■ **Problem description**: Output each entry below as it stands, leaving out every picture.

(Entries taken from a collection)
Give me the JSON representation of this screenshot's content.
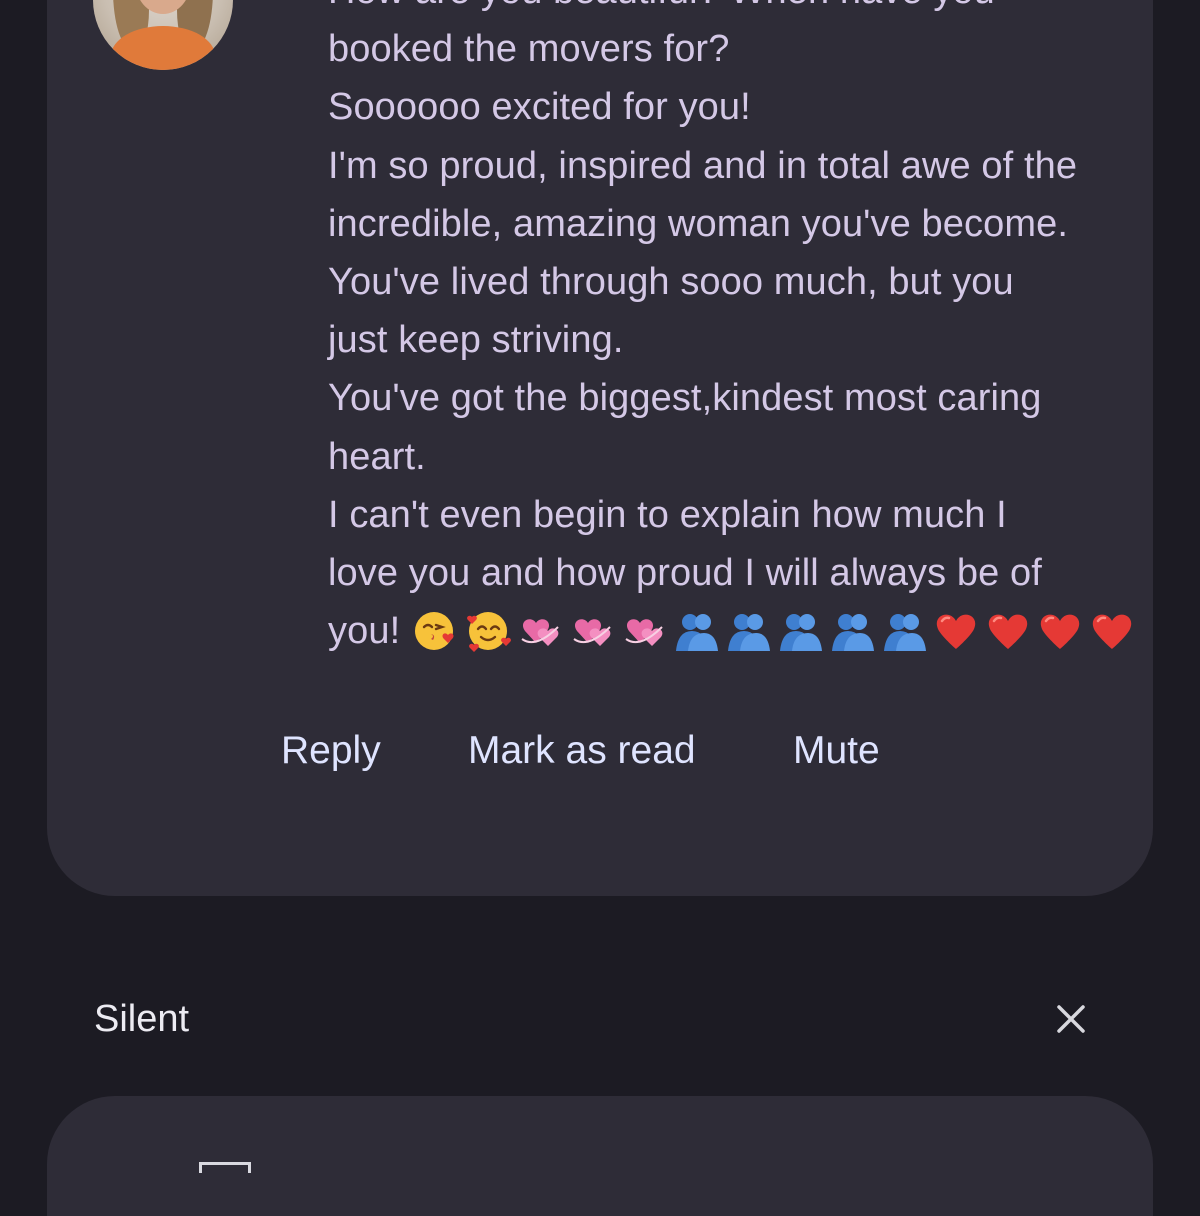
{
  "notification": {
    "message_lines": [
      "How are you beautiful? When have you",
      "booked the movers for?",
      "Soooooo excited for you!",
      "I'm so proud, inspired and in total awe of the",
      "incredible, amazing woman you've become.",
      "You've lived through sooo much, but you",
      "just keep striving.",
      "You've got the biggest,kindest most caring",
      "heart.",
      "I can't even begin to explain how much I",
      "love you and how proud I will always be of"
    ],
    "last_line_text": "you!",
    "emojis": [
      "kissing-heart-emoji",
      "smiling-hearts-emoji",
      "revolving-hearts-emoji",
      "revolving-hearts-emoji",
      "revolving-hearts-emoji",
      "hugging-people-emoji",
      "hugging-people-emoji",
      "hugging-people-emoji",
      "hugging-people-emoji",
      "hugging-people-emoji",
      "red-heart-emoji",
      "red-heart-emoji",
      "red-heart-emoji",
      "red-heart-emoji"
    ],
    "actions": {
      "reply": "Reply",
      "mark_as_read": "Mark as read",
      "mute": "Mute"
    }
  },
  "silent_section": {
    "title": "Silent",
    "close_icon": "close-icon"
  },
  "colors": {
    "background": "#1c1b23",
    "card": "#2e2c37",
    "message_text": "#d4c8e6",
    "action_text": "#dfe4ff",
    "section_title": "#ecebf2"
  }
}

■ **Solution below**:
Give me the JSON representation of this screenshot's content.
{
  "notification": {
    "message_lines": [
      "How are you beautiful? When have you",
      "booked the movers for?",
      "Soooooo excited for you!",
      "I'm so proud, inspired and in total awe of the",
      "incredible, amazing woman you've become.",
      "You've lived through sooo much, but you",
      "just keep striving.",
      "You've got the biggest,kindest most caring",
      "heart.",
      "I can't even begin to explain how much I",
      "love you and how proud I will always be of"
    ],
    "last_line_text": "you!",
    "emojis": [
      "kissing-heart-emoji",
      "smiling-hearts-emoji",
      "revolving-hearts-emoji",
      "revolving-hearts-emoji",
      "revolving-hearts-emoji",
      "hugging-people-emoji",
      "hugging-people-emoji",
      "hugging-people-emoji",
      "hugging-people-emoji",
      "hugging-people-emoji",
      "red-heart-emoji",
      "red-heart-emoji",
      "red-heart-emoji",
      "red-heart-emoji"
    ],
    "actions": {
      "reply": "Reply",
      "mark_as_read": "Mark as read",
      "mute": "Mute"
    }
  },
  "silent_section": {
    "title": "Silent",
    "close_icon": "close-icon"
  },
  "colors": {
    "background": "#1c1b23",
    "card": "#2e2c37",
    "message_text": "#d4c8e6",
    "action_text": "#dfe4ff",
    "section_title": "#ecebf2"
  }
}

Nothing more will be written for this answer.